Philippines' Gig, Internet Economies Grew the 'Fastest' Driven by Pandemic Restrictions

In addressing the challenges faced by the greater unbanked and underserved populations in emerging economies like the Philippines, monetary authorities in different nations are looking into Open Finance as a key avenue for better financial inclusion.

Are you one of many who remain to be underserved in the financial services industry? Are you still deemed by traditional banks and other financial institutions as a high-risk borrower even if you could be earning more than their regular employees?

Chances are you have a decent source—or sources of income, but lacks proof-of-income. This experience is commonly heard among freelancers, gig workers and MSMEs or Micro, Small and Medium Enterprises. The missing link? Data! The availability of actual business transaction data or financial history to be exact.

For instance, you might be successful in doing part-time or gig economy jobs maybe as a ride-share or food delivery driver, personal shopper, freelance writer, or tasker but if you can't share those data of your side-hustles or sidelines as actual proof of income, then asserting them by word of mouth or by letter won't mean a thing to banks and other lenders.

That is why even with the emergence of Open Banking or "Open Bank Data" in the past few years, it hardly had any impact in making the unbanked or underserved eligible for the newly created financial products and services since they don't have banking data to connect to.

Enter Open Finance

In addressing the challenges faced by the greater unbanked and underserved populations in emerging economies like the Philippines, monetary authorities in different nations are looking into Open Finance as a key avenue for better financial inclusion.

So what is Open Finance? Open Finance is a whole new ballgame in the financial services industry introducing a more holistic practice than its predecessor Open Banking since it deals with "finance data" as a whole and not just "bank data".

Open Finance is deemed beneficial to the marginalized sector like the self employed, those working in family workshops, the jeepney drivers, rural workers like fisherfolks and farmers.

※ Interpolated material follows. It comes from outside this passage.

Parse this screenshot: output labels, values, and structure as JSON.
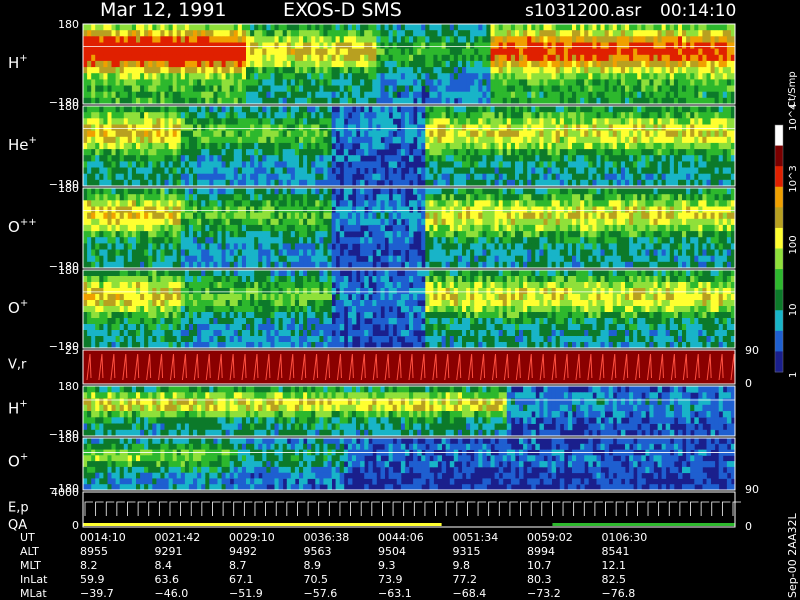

It will enable them to share their financial history contained in the e-commerce and delivery platforms they use including within wallet apps they get paid through or remit money from.

Rules of Play Set for Open Finance

In the Philippines, Open Finance has been gaining traction. In fact the country's central bank or Bangko Sentral ng Pilipinas (BSP) is now implementing its Open Finance framework through its initiative Open Finance Oversight Committee (OFOC) which recently gained support from the World Bank and the International Finance Corporation (IFC).

Launched last June, BSP's Open Finance framework encourages "consent-driven data portability, interoperability, and collaborative partnerships among financial institutions and third-party providers (TPPs)".

BSP's leadership maintains that customers and consumers should have full control in the granting of access to their financial data since they are the owners of their transaction data. And as the sharing of consumer data improves within the community of financial institutions and TPPs, the BSP expects that industry players could tailor fit financial products and services for the underserved and marginalized.

Among the wide variety of services that could be customized for the underserved include but not limited to: credit, investments, insurance, savings systems, pension funds, and private mortgages.

In setting its own standards and procedures, the OFOC is tasked to promote a “non-discriminatory membership” approach in order to cover all relevant sectors such as banks, non-bank financial institutions, electronic money issuers and operators of payment systems.

The central bank also plans to implement its framework with a tiered approach based on data sensitivity, types of data, and categories of data holders.

Both Open Finance and Open Banking are part of BSP’s three-year digital payments transformation roadmap targeting to convert at least 50 per cent of the total volume of retail payments into digital form and to onboard at least 70 per cent of Filipino adults to the financial system.

Smile API as Open Finance Player

Yet the actuality of Open Finance and Open Banking as data sharing models won't become possible without the existence of customized Application Programming Interface (API) that serves as the technology or tool that enables the collaboration of businesses and different financial institutions.

We at Smile API work to provide a reliable information infrastructure focused on Employment Data which involves both Open Banking and Open Finance, or we can even say "Open Everything" – in the context of user-authorized sharing and access to personal financial data.

Our API is designed to automate data exchange methods, processes and workflows at much less cost, and even providing better consumer experiences, enabling faster and more engaging transactions than traditional means.

As proof of our API's potential, diversified conglomerate CreditEase and tech investor Plug and Play have backed our efforts in enhancing our information infrastructure that interconnects data from businesses, workers, banks and fintech firms to our digital platform which both investors consider as the first of its kind in the Asia Pacific (APAC) Region.

The Smile API platform allows user-authorized access to valuable employment and income data from HR, payroll, e-commerce, and marketplace platforms through a single API.

Interested in finding out more? Are you a fintech or bank that wants to use employment and income data for your financial products? Contact us today!